5. Nutritional Considerations

This is something we have talked about over the last few months. We recommend taking Vitamin C, Vitamin D3 and Zinc. These are all immune boosting supplements and are especially important as we go into the winter and we have reduced sunshine and less homegrown vegetables.

Other dietary considerations are to eat as little processed food as possible. Processed foods, artificial additives and preservatives and sugar can all have an inflammatory effect. Keep it real as much as possible. Dr Hanscom talks more about this and intermittent fasting in his paper.


6. Decrease The Stimulation of Your Nervous System

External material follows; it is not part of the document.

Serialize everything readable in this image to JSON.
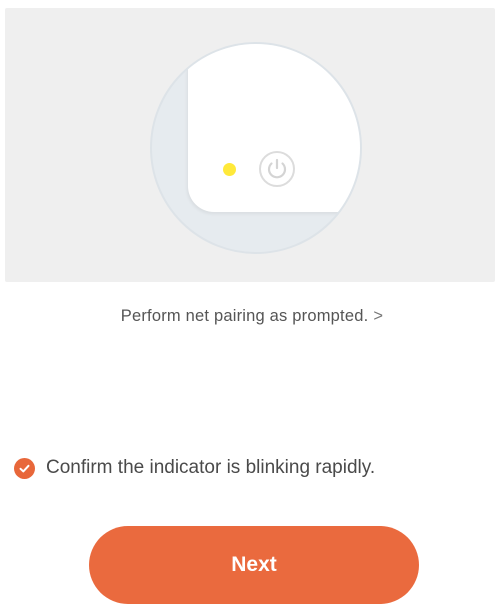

Try and avoid what is triggering to you. The news, social media and video games. Try not to repetitively talk about things things that you find triggering – the pandemic, your symptoms or things that have made you cross or that you cannot change.

Here are five easy tips to sooth your nervous system and lower your stress reaction:
• A cold compress to the face (Mäkinen), especially after exercising or if acutely stressed.
• Meditation with deep breathing. Try using a counting method (such as 4 counts breathing in and
4 counts out; or 4 counts in, hold for 7, and release for 8); alternating nostril breathing (block
one nostril while breathing in and the other nostril while breathing out); or just focus solely on
your breath (Mason).
• Singing, humming, or chanting (Vickhoff)
• Socializing (Kok)
• Laughing with your “tribe” or watching comedic movies (Berk,Miller).
The bottom line is to use common sense to actively calm yourself and avoid activities that stress your
nervous system. It is surprising how much difference it can make.


7. Physical Interventions

Since March we have been encouraged to exercise and this is still true now. Not only is it good for our physical health through the release of endorphins it can improve our mood and decrease our stress response. When we are stressed we hold a lot of extra tension in our bodies. This can cause symptoms such as pain but it can also have an effect on how the body is functioning. It affects blood supply, venous drainage our lymphatic system.  Any stasis in our body of these fluid systems can contribute to build up of stress and inflammatory chemicals making it harder to relax and have an appropriate immune response.

If you are struggling to get moving from an injury or general levels of tension then please do book to see your osteopath or physical therapist to help get you moving again.


8. Stay On Top Of Your Medical Conditions

Make sure you are keeping on top of any pre-exsiting health conditions.

You will simply in better shape if you:
• Closely monitor and control your diabetes
• Take your cardiopulmonary medication
• Control your blood pressure

If you are unable to get an appointment with your GP your Osteopath may be able to help. We can take your blood pressure and assess your heart, lungs and nervous system Whilst we are unable to prescribe medication we can talk through many medical concerns with you and point you in the right direction.  If you are at all concerned about any aspect of your health whether covid related or not you can contact 111 for assistance. Don’t let a health condition add to your worries.


9. Address Family Issues

Love them or loath them our nearest and dearest can be the most triggering. If this is an area that you consider might be a factor in your life then do read the full section in Dr Hanscom’s paper (below)


10. Play

Finally don’t forget to play. Run through the leaves, play board games with your kids, have date night with your partner, watch funny movies.

It is hard at the moment with not being able to get together with friends and family in person so do try to connect online. Do an online quiz, have a wine tasting or just chat.

Actively seek out some joy, find purpose in a project or take up a hobby.

Play isn’t just a way to distract yourself from anxiety. You can’t outrun your mind. Rather, it is mindset of curiosity, deep gratitude, listening, awareness, and improving your skills to calm your nervous system. The result is a sense of contentment and peace. It is a powerful and rapid way to optimize your health.


Take action today against anything your body perceives as a threat(physical or emotional) to reduce your body’s inflammatory reaction and pro inflammatory cytokines.

Dr David Hanscom’s Article – Thrive and survive Covid 19